Thet’s relationship with Nuon is fascinating, because there clearly exists some kind of camaraderie between the two. Thet describes his years-long relationship with Nuon in terms of a collaborative process, as they’re both working towards Thet’s goal of documenting the confessions of Khmer Rouge murderers (the extent to which Nuon would have seen their relationship in these terms is more dubious). At the beginning of the film, Thet states explicitly that he has lied to Nuon about his family, stating that his parents died in the 1980’s of causes unrelated to the Khmer Rouge regime. It is only near the end of the film, as Nuon’s indictment on charges of war crimes and crimes against humanity looms, that Thet chooses to reveal to Nuon the truth about his family. Nuon seems to be rendered almost speechless, and then he says that he’s terribly sorry for what happened to them. And then shortly thereafter, Nuon is arrested and incarcerated for his trial, and that’s the end of his interviews with Thet.
Perhaps we cannot fully understand or “explain” how events like the Cambodian genocide can happen, but we can at least describe them. And looking back on this post, I think I’ve done more describing—“Thet said this,” “Nuon said that”—than explaining. And I think I find myself at something of a loss here for what to say about the matter. Thet seems to have done so as well; near the end of the film, he says (and I’m paraphrasing): “I guess I feel bad that Nuon was taken away, even though I know I shouldn’t.” And of course I know that Nuon Chea has committed horrible atrocities. But when we seem him in this film, he’s an old man, dandling an infant grandchild or great grandchild on his knee, harming no one. I feel compassion for him despite myself (or rather, despite himself), and so does Thet, who has far more reason to hate Nuon Chea that I do.

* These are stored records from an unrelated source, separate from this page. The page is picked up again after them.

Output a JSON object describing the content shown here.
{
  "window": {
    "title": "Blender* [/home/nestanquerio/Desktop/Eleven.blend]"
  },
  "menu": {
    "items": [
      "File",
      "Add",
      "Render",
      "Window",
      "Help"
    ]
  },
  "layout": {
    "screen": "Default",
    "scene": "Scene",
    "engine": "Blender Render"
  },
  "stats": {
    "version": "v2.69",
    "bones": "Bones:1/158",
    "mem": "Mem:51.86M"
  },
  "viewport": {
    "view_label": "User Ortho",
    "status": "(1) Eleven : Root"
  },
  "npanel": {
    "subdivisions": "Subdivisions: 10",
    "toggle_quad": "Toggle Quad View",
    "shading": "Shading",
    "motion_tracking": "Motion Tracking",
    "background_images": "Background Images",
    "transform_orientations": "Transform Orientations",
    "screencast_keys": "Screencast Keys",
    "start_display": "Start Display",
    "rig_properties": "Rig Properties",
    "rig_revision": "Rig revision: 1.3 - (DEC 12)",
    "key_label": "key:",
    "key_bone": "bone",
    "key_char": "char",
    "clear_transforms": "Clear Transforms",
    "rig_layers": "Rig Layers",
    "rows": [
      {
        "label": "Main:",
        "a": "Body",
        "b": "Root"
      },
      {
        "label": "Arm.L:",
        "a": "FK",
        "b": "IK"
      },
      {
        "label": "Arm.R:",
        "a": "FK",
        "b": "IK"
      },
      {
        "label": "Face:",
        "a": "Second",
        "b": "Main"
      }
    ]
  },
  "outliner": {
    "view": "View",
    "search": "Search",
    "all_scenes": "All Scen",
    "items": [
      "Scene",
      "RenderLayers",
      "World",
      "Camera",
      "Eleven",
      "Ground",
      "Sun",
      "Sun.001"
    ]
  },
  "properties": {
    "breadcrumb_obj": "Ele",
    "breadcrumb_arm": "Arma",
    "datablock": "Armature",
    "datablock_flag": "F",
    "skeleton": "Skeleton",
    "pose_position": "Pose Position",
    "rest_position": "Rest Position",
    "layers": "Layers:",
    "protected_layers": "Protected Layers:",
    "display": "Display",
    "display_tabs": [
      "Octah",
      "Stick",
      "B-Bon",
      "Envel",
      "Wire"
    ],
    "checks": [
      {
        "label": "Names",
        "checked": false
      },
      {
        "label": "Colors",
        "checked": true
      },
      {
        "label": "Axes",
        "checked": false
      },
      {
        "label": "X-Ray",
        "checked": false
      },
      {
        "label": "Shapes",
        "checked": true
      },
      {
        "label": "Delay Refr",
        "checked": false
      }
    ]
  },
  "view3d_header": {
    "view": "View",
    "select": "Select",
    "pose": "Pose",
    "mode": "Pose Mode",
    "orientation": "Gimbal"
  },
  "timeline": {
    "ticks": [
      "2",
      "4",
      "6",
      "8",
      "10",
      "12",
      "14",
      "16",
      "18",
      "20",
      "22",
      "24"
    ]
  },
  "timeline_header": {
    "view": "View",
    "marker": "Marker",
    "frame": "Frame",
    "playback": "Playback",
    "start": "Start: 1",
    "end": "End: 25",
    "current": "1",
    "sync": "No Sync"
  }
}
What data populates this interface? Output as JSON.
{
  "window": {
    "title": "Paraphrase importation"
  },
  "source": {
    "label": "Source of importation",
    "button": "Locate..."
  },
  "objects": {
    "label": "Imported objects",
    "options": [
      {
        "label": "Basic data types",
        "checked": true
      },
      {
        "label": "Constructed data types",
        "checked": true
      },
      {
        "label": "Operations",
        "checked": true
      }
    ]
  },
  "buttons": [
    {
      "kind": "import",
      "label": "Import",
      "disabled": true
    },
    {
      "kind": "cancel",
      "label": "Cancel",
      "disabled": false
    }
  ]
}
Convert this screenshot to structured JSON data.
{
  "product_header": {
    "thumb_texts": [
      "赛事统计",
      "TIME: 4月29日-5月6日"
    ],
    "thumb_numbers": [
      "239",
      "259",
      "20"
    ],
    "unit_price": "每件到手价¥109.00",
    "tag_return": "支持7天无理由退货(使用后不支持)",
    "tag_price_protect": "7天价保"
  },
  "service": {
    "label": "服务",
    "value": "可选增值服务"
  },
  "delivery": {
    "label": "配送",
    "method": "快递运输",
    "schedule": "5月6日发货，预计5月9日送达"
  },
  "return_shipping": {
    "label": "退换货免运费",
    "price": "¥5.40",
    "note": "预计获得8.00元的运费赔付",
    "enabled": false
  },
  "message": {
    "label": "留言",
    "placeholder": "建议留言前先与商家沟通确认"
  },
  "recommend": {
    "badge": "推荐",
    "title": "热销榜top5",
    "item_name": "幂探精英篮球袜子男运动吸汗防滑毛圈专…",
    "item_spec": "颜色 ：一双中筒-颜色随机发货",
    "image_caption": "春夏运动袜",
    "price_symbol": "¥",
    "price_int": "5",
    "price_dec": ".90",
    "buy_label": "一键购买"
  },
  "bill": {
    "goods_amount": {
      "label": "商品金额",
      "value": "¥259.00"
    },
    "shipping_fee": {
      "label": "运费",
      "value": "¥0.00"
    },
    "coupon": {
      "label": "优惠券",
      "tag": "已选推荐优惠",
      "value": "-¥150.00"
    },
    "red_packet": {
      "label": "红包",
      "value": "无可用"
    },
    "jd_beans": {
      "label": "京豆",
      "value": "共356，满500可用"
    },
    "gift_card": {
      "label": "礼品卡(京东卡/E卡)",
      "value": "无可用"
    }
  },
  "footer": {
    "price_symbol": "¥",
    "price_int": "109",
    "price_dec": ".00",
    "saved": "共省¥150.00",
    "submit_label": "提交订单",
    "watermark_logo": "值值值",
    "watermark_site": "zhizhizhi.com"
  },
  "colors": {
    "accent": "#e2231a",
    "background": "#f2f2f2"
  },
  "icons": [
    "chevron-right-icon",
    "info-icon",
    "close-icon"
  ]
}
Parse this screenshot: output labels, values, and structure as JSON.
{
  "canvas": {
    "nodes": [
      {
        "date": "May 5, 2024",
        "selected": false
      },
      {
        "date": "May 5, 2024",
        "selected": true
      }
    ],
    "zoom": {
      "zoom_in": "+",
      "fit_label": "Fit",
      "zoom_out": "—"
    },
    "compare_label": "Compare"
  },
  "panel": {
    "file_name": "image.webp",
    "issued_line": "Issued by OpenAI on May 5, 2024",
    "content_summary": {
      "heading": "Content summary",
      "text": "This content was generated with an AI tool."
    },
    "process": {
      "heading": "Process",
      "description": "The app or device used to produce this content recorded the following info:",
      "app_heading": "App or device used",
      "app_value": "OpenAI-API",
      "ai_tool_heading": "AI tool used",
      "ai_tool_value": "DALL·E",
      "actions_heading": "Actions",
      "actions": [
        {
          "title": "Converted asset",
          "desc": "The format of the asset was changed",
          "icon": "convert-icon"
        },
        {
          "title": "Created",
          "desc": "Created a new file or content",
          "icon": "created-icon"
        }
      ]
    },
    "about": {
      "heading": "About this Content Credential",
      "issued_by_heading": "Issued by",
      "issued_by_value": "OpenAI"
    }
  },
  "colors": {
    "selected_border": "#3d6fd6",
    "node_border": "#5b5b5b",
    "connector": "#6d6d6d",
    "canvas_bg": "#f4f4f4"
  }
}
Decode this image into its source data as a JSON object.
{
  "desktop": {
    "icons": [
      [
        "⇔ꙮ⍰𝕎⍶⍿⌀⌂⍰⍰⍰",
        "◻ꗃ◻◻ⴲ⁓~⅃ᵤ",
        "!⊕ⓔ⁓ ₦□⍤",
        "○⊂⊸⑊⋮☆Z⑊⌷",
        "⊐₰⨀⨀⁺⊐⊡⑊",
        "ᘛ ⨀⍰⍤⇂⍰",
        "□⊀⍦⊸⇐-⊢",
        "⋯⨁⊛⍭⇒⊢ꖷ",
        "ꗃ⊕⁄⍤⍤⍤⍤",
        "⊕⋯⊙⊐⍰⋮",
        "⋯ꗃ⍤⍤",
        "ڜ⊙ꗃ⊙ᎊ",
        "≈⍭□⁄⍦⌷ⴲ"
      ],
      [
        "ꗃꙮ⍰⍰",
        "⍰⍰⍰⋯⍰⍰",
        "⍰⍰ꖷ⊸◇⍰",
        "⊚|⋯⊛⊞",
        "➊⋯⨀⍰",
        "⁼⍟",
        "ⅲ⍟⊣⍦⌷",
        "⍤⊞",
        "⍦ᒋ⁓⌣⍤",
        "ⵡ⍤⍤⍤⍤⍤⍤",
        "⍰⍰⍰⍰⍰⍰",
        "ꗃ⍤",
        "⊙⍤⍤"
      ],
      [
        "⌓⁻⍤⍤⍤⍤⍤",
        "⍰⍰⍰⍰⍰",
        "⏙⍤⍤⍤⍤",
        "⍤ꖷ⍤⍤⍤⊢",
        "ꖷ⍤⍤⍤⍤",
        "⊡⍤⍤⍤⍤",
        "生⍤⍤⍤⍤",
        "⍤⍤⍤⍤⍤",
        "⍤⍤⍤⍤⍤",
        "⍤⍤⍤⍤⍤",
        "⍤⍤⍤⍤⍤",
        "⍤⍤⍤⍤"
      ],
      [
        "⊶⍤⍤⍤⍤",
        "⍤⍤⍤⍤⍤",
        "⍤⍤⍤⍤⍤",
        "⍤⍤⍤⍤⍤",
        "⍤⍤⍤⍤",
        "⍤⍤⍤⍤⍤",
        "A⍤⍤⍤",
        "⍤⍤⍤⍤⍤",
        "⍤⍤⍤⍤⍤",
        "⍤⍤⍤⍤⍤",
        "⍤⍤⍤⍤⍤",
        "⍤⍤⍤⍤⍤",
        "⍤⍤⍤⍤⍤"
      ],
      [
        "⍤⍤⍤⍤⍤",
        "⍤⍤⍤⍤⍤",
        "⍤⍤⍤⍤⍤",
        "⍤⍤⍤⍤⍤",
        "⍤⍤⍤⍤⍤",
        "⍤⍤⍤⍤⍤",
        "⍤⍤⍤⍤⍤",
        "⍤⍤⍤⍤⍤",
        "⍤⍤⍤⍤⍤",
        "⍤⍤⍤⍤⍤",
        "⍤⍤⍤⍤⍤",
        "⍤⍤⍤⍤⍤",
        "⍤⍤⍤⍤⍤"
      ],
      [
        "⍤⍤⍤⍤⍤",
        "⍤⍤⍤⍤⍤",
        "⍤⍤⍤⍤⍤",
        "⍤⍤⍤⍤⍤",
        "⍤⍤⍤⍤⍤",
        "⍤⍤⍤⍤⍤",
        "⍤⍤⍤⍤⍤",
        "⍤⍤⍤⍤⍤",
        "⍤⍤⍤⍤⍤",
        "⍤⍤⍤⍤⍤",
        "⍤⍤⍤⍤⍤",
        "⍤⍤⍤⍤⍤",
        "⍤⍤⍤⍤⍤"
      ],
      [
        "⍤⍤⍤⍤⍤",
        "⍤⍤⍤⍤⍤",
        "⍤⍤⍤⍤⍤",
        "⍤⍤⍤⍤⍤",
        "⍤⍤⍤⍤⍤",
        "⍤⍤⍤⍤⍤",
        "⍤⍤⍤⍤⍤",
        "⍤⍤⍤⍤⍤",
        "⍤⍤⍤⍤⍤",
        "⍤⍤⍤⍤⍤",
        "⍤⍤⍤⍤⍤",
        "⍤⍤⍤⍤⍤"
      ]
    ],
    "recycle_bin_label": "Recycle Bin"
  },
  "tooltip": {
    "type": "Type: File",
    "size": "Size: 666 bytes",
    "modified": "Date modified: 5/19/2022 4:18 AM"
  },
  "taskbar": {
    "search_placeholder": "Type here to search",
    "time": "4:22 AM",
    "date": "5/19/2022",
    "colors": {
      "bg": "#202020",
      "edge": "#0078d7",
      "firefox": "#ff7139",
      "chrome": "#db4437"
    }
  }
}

I am reminded of a line by William T. Vollmann, in his essay detailing his liberation of a child prostitute in Thailand. He goes to see the girl’s father, who literally sold her into sex slavery, to essentially “buy” her away from him, thusly securing her freedom. And he goes into it ready to hate and revile the father, and its starts out that way, but he concludes by saying, “He didn’t seem like a bad person. Most people aren’t.” Nuon Chea doesn’t seem like a bad person either; but I know that he is.
It is difficult, in forming moral judgments, to deal with the fact that nobody is evil all the time. The man who once committed murder must later sit down and eat breakfast. In describing Adolf Eichmann, Hannah Arendt coined the phrase “the banality of evil,” which has become such a cliché that it has almost been entirely drained of meaning. But what I think she’s trying to convey by it is that very few people who do bad things are spectacular monsters. They’re just normal people who have it in them to commit the most atrocious and unforgivable crimes.
At present, I have nothing else to say on the matter, other than to note that Nuon Chea and several other high-ranking Khmer Rouge figures are currently on trial in Phnom Penh. All of them are in their eighties. It is hoped that they will live long enough to receive a verdict (rather than trying all the charges at once, eat charge will get its own trial, the idea being to make sure that they live long enough to be convicted of something; I suspect the examples of Milosevic and Pinochet, both of whom died during their trials, have not been lost on the Cambodian prosecutors.) Anyway, I don’t doubt that Khmer Rouge leaders on trial deserve to be there.